 The retrospective and prospective aspects of which immunity were discussed by His Honour at 223-224.
 Harris and Criminal Justice Commission, (Unreported, Queensland Information Commissioner, 27 July 2001). Although Harris was decided under the repealed Parliamentary Papers Act 1992 (Qld) the definition of ‘parliamentary record’ under that Act and ‘proceedings in the Assembly’ under the Parliament of Queensland Act 2001 are identical.
  NSWSC 142.
 At .
 Rowley v O’Chee, per McPherson J (at 224).
 Tziolas v NSW Department of Education and Communities  NSWADT 69, at .
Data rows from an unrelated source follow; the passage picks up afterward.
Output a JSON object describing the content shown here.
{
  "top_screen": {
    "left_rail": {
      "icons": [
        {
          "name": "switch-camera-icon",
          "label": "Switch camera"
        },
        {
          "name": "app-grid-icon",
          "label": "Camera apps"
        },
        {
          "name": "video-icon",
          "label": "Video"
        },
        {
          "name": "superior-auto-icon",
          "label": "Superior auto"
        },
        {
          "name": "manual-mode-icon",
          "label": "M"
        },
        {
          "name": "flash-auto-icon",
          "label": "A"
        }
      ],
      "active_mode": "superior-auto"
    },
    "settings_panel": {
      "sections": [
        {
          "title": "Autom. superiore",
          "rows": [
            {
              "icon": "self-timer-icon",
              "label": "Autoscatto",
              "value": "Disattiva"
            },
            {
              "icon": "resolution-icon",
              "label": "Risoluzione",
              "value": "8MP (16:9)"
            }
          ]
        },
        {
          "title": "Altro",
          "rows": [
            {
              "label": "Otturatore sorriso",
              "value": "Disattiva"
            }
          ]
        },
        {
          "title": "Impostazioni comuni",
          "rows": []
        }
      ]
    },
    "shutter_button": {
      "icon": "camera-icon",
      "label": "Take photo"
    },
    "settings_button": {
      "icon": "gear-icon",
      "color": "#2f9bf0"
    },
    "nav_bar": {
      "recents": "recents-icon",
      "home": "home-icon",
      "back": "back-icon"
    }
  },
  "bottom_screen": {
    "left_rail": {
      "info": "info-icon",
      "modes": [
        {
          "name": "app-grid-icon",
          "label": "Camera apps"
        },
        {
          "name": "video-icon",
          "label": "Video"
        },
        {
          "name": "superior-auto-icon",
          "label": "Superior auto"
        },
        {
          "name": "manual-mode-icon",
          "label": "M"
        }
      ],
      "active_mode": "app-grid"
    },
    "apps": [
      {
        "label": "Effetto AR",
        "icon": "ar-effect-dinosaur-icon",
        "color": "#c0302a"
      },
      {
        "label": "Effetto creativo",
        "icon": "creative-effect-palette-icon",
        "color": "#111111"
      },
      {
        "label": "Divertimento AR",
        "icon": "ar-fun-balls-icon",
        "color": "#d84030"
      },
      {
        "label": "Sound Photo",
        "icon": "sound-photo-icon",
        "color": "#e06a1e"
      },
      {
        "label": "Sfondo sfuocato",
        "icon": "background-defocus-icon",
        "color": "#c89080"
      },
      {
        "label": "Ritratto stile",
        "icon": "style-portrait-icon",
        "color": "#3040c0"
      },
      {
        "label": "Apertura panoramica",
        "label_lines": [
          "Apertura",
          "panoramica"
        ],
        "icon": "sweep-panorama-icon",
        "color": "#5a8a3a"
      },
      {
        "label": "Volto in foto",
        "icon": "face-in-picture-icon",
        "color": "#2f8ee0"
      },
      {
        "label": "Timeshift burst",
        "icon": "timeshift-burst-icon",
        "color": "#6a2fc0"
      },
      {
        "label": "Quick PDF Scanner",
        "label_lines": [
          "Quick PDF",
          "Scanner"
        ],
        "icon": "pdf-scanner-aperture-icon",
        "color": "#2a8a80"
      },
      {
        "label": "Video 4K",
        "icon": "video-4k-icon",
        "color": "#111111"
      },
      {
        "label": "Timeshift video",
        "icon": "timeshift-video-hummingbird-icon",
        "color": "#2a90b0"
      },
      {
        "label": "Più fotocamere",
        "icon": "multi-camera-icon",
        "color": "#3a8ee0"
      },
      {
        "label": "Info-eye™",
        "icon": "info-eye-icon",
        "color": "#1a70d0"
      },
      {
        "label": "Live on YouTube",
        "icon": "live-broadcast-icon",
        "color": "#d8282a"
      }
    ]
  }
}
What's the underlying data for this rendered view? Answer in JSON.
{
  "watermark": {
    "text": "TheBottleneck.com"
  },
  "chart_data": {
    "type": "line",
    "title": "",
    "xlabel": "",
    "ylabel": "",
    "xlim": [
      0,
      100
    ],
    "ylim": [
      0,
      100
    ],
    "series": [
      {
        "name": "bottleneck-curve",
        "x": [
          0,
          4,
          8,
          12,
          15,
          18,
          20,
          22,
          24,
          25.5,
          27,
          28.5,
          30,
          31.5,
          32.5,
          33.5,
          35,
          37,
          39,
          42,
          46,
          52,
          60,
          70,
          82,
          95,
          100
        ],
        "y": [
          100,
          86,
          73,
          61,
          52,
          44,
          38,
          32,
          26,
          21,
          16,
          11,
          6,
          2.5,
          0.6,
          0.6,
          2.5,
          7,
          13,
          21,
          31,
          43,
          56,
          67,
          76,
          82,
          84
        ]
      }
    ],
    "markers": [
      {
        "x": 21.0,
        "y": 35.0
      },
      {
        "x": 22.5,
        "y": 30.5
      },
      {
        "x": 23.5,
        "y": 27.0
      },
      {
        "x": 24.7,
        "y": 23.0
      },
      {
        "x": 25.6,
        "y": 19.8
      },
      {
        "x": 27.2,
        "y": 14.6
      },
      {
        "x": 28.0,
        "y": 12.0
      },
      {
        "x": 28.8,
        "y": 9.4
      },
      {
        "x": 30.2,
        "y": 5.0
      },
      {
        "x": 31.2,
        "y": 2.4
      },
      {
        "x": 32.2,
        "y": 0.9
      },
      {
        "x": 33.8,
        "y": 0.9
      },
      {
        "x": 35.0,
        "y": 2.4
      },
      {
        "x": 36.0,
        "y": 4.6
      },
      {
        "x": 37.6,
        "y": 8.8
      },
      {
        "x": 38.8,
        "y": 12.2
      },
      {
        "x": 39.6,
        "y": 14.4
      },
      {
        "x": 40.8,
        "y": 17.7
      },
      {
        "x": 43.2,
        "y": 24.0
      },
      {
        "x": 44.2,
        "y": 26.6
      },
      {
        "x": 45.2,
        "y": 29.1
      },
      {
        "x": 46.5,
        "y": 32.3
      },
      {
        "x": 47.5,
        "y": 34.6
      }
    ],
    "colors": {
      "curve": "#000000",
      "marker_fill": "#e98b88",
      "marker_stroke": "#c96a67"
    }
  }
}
 The substance of my reasoning as set out in these paragraphs was conveyed to the applicant in my letter dated 19 November 2012, in which I expressed the preliminary view the Privileged Information comprised exempt information. This letter supplanted an earlier letter dated 3 September 2012, in which I also conveyed the preliminary view the Privileged Information comprised exempt information as information the public disclosure of which would infringe the privileges of Parliament, but on a different basis; relevantly, that public disclosure would infringe Parliament’s authority to publish parliamentary records (as contained in section 50 of the PQ Act). After issuing that latter letter, however, I formed the view the ‘freedom from impeachment’ privilege prescribed in section 8 of the PQ Act was the preferable head of privilege on which to ground the Parliamentary privilege exemption contained in schedule 3, section 6(c)(i) of the RTI Act. In any event, the applicant offered no submissions in response to either preliminary view.
 Numbered 14-17, 171-187 and 198-201.
 Section 36(1)(c)(i) and (ii) of the FOI Act.
 Thus satisfying section 36(1)(c)(i) of the FOI Act.
 Satisfying the relevant requirements of section 36(1)(c)(ii) of the FOI Act.
 Section 36(1)(c)(ii) of the FOI Act.